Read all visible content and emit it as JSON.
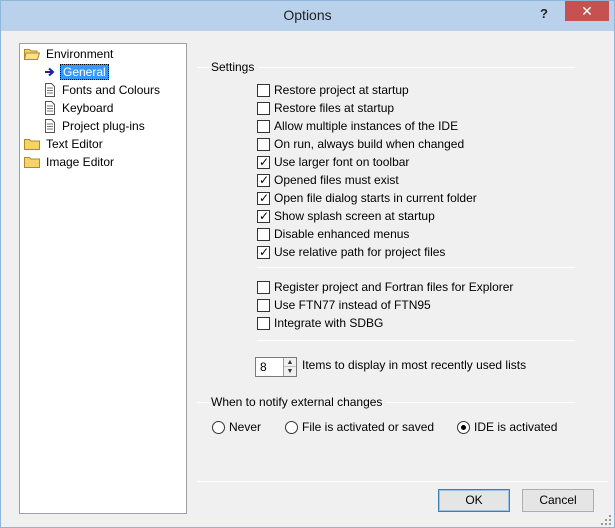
{
  "window": {
    "title": "Options",
    "help_label": "?",
    "close_label": "✕"
  },
  "tree": {
    "environment": "Environment",
    "general": "General",
    "fonts_colours": "Fonts and Colours",
    "keyboard": "Keyboard",
    "project_plugins": "Project plug-ins",
    "text_editor": "Text Editor",
    "image_editor": "Image Editor"
  },
  "settings": {
    "group_label": "Settings",
    "checkboxes": [
      {
        "label": "Restore project at startup",
        "checked": false
      },
      {
        "label": "Restore files at startup",
        "checked": false
      },
      {
        "label": "Allow multiple instances of the IDE",
        "checked": false
      },
      {
        "label": "On run, always build when changed",
        "checked": false
      },
      {
        "label": "Use larger font on toolbar",
        "checked": true
      },
      {
        "label": "Opened files must exist",
        "checked": true
      },
      {
        "label": "Open file dialog starts in current folder",
        "checked": true
      },
      {
        "label": "Show splash screen at startup",
        "checked": true
      },
      {
        "label": "Disable enhanced menus",
        "checked": false
      },
      {
        "label": "Use relative path for project files",
        "checked": true
      }
    ],
    "checkboxes2": [
      {
        "label": "Register project and Fortran files for Explorer",
        "checked": false
      },
      {
        "label": "Use FTN77 instead of FTN95",
        "checked": false
      },
      {
        "label": "Integrate with SDBG",
        "checked": false
      }
    ],
    "mru_value": "8",
    "mru_label": "Items to display in most recently used lists"
  },
  "notify": {
    "group_label": "When to notify external changes",
    "options": [
      {
        "label": "Never",
        "selected": false
      },
      {
        "label": "File is activated or saved",
        "selected": false
      },
      {
        "label": "IDE is activated",
        "selected": true
      }
    ]
  },
  "buttons": {
    "ok": "OK",
    "cancel": "Cancel"
  },
  "icons": {
    "folder": "folder-icon",
    "page": "page-icon",
    "arrow": "arrow-right-icon"
  }
}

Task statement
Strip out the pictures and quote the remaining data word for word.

Output of the task
Read all visible content and emit it as JSON.
{
  "window": {
    "title": "Options",
    "help_label": "?",
    "close_label": "✕"
  },
  "tree": {
    "environment": "Environment",
    "general": "General",
    "fonts_colours": "Fonts and Colours",
    "keyboard": "Keyboard",
    "project_plugins": "Project plug-ins",
    "text_editor": "Text Editor",
    "image_editor": "Image Editor"
  },
  "settings": {
    "group_label": "Settings",
    "checkboxes": [
      {
        "label": "Restore project at startup",
        "checked": false
      },
      {
        "label": "Restore files at startup",
        "checked": false
      },
      {
        "label": "Allow multiple instances of the IDE",
        "checked": false
      },
      {
        "label": "On run, always build when changed",
        "checked": false
      },
      {
        "label": "Use larger font on toolbar",
        "checked": true
      },
      {
        "label": "Opened files must exist",
        "checked": true
      },
      {
        "label": "Open file dialog starts in current folder",
        "checked": true
      },
      {
        "label": "Show splash screen at startup",
        "checked": true
      },
      {
        "label": "Disable enhanced menus",
        "checked": false
      },
      {
        "label": "Use relative path for project files",
        "checked": true
      }
    ],
    "checkboxes2": [
      {
        "label": "Register project and Fortran files for Explorer",
        "checked": false
      },
      {
        "label": "Use FTN77 instead of FTN95",
        "checked": false
      },
      {
        "label": "Integrate with SDBG",
        "checked": false
      }
    ],
    "mru_value": "8",
    "mru_label": "Items to display in most recently used lists"
  },
  "notify": {
    "group_label": "When to notify external changes",
    "options": [
      {
        "label": "Never",
        "selected": false
      },
      {
        "label": "File is activated or saved",
        "selected": false
      },
      {
        "label": "IDE is activated",
        "selected": true
      }
    ]
  },
  "buttons": {
    "ok": "OK",
    "cancel": "Cancel"
  },
  "icons": {
    "folder": "folder-icon",
    "page": "page-icon",
    "arrow": "arrow-right-icon"
  }
}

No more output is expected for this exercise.